» **Try it**:
Scan the data for "title" and copy each matching line.

─── Given information

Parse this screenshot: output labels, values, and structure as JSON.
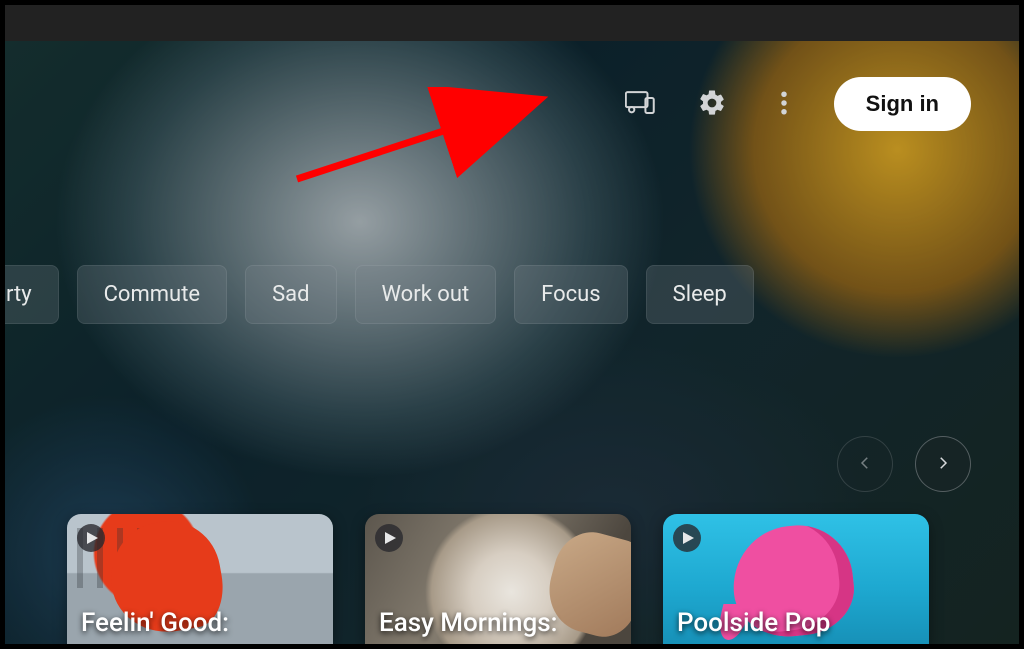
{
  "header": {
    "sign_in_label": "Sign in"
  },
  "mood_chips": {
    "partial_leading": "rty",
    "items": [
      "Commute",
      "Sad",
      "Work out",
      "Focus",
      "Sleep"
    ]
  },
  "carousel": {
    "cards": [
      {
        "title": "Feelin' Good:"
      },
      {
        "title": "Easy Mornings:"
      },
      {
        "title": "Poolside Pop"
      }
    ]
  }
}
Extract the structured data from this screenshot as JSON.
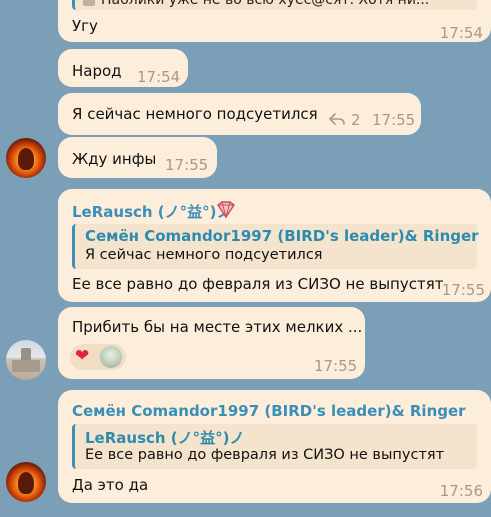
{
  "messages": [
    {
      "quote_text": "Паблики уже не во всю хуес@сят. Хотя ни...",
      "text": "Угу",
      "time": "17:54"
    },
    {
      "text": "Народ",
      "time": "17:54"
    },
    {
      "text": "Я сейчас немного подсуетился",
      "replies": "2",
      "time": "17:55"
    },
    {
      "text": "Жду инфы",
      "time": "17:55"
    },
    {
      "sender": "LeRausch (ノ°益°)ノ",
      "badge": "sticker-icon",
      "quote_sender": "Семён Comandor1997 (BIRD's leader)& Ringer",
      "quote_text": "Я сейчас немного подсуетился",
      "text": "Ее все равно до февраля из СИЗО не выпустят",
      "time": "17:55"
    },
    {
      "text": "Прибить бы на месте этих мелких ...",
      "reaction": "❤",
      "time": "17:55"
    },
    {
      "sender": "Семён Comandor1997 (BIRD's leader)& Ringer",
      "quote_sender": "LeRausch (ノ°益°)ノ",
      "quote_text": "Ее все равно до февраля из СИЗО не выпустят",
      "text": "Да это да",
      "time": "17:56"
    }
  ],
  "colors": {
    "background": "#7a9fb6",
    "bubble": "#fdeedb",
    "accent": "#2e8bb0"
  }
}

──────

» **Exercise solution**:
        "title": "Feelin' Good:"
        "title": "Easy Mornings:"
        "title": "Poolside Pop"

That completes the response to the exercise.